— Volkswagen CC suspension problems are being heard in court as owners complain about tires that wear and cup because of suspension defects.
The plaintiffs say 2009-present VW CC cars have suspension systems that cannot be adjusted properly, causing the tires to prematurely wear and causing owners to constantly replace the tires.
The alleged CC suspension issues are caused by the camber, which is the amount of angle the tire slants away from the vertical axis, but the incorrect camber causes the tires to cup and makes driving a dangerous chore.
The plaintiffs say a suspension system designed correctly allows technicians to adjust the camber when the cars go out of alignment, a common problem that can occur from normal use.
However, the lawsuit alleges the front camber on the CC cars cannot be adjusted at all, and the rear camber cannot be adjusted sufficiently to keep the tires from wearing. This causes owners to replace the tires, only to watch as the new tires wear down.
VW has allegedly offered no solution to the suspension and tire problems and has allegedly told dealers to conceal the defects by telling CC drivers the premature tire wear is caused by erratic driving or bad tires.
The suspension lawsuit alleges one permanent solution is to remove the existing control arm assemblies and replace them with different control arm assemblies that allow for sufficient adjustments to the camber.
Adequate aftermarket control arm assemblies exist and have existed on the market and could have been used by VW dealers to repair the cars and VW allegedly knows it, but the automaker has never even issued any technical service bulletins to dealers because it would be an admission of the suspension defects.
The plaintiffs also claim Volkswagen has a warranty that doesn't cover tire wear or driver error, meaning the automaker gets out of paying for anything by blaming the tires and drivers instead of the suspension design.
Among the named plaintiffs is Matthew Martino, who leased a new 2013 Volkswagen CC Sport in June 2012.
In August 2013, Martino brought his CC to the Volkswagen dealership where he bought it for its 30,000 mile service and was told the inside of the front left tire on the CC was completely worn and the rear tire was worn and cupped.
The dealership recommended two new tires and an alignment because there was "rim damage" that caused the tires to wear. The plaintiff asked if his warranty covered the replacement tires and technicians said it did not.

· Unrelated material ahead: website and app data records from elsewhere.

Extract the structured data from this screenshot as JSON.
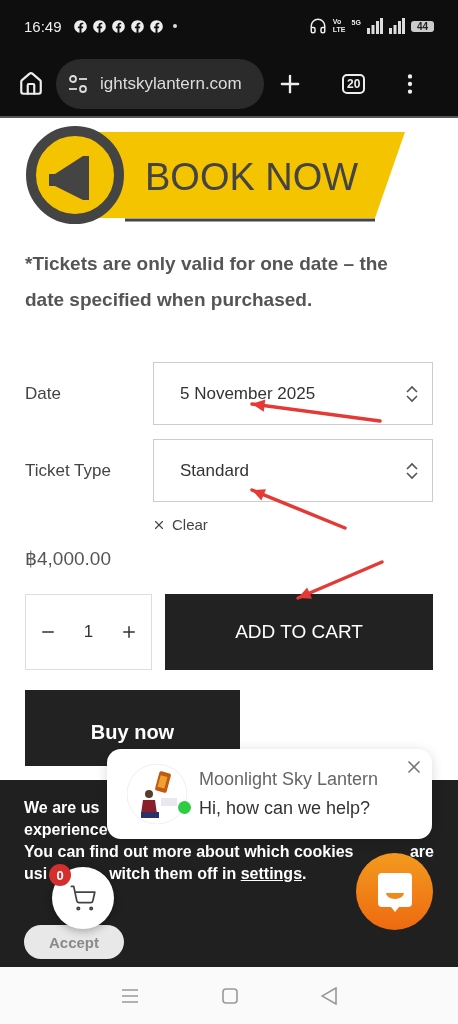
{
  "status_bar": {
    "time": "16:49",
    "volte": [
      "Vo",
      "LTE"
    ],
    "network": "5G",
    "battery": "44"
  },
  "browser": {
    "url": "ightskylantern.com",
    "tab_count": "20"
  },
  "banner": {
    "text": "BOOK NOW"
  },
  "notice": "*Tickets are only valid for one date – the date specified when purchased.",
  "fields": [
    {
      "label": "Date",
      "value": "5 November 2025"
    },
    {
      "label": "Ticket Type",
      "value": "Standard"
    }
  ],
  "clear": "Clear",
  "price": "฿4,000.00",
  "quantity": "1",
  "add_to_cart": "ADD TO CART",
  "buy_now": "Buy now",
  "cookie_banner": {
    "line_1": "We are us",
    "line_2": "experience",
    "line_3": "You can find out more about which cookies",
    "line_3_end": "are",
    "line_4_start": "usi",
    "line_4": "witch them off in",
    "link": "settings",
    "line_4_end": ".",
    "accept": "Accept"
  },
  "chat_popup": {
    "title": "Moonlight Sky Lantern",
    "message": "Hi, how can we help?",
    "online": true
  },
  "cart": {
    "count": "0"
  }
}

In April 2014, the plaintiff bought his CC back to the dealership and was told all four tires were worn and cupped and needed to be replaced. Again the plaintiff was allegedly told damaged rims were the cause, even though Martino noted no damage to the rims.
In December 2014, Mr. Martino skipped the dealer and instead took his car to Firestone to replace the brakes. Firestone informed Martino that all four tires were again cupped and worn and needed to be replaced. However, when the plaintiff asked Firestone about the cause of the worn tires, he was told the CC suspension was causing the problems.
Then came June 2015 when Martino attempted to surrender the leased CC car but Volkswagen refused to accept it. The lawsuit says Volkswagen’s representatives said they couldn't take back the car because it needed new tires and wheels.
Still stuck with the car, the plaintiff took it to a VW dealer in November 2015 when technicians said two of his tires needed to be replaced. Mr. Martino specifically asked the dealership if there was a problem with the design of the vehicle’s suspension and was told there were no problems with the suspension.
The dealership allegedly suggested that Martino replace the struts and mounts on his front left and rear tires, so he took the car to Firestone which replaced the struts and mounts on his rear tires. Nonetheless, in February 2016 and then again in January 2017, the plaintiff had to replace a total of six more worn and cupped tires.
In January 2017, Martino brought his CC to a Volkswagen dealership and specifically asked if the problems he was experiencing with his tires could be caused by the setting on the car’s camber or a defective suspension design, and he was told the problems were not caused by a suspension defect.
According to the lawsuit, Martino has replaced all four of the tires on at least four separate occasions because of the suspension problems, allegedly at a cost of $800-$1,000 per tire, with alignment and balancing.
Volkswagen had filed a motion to dismiss the original lawsuit, but the plaintiffs amended the complaint. The newest version of the suspension lawsuit includes more claims against the automaker and adds more named plaintiffs.
The Volkswagen CC suspension lawsuit was filed in the U.S. District Court for the Southern District of Florida, Miami - Wilson, et. al., v. Volkswagen Group of America, Inc., and Volkswagen AG.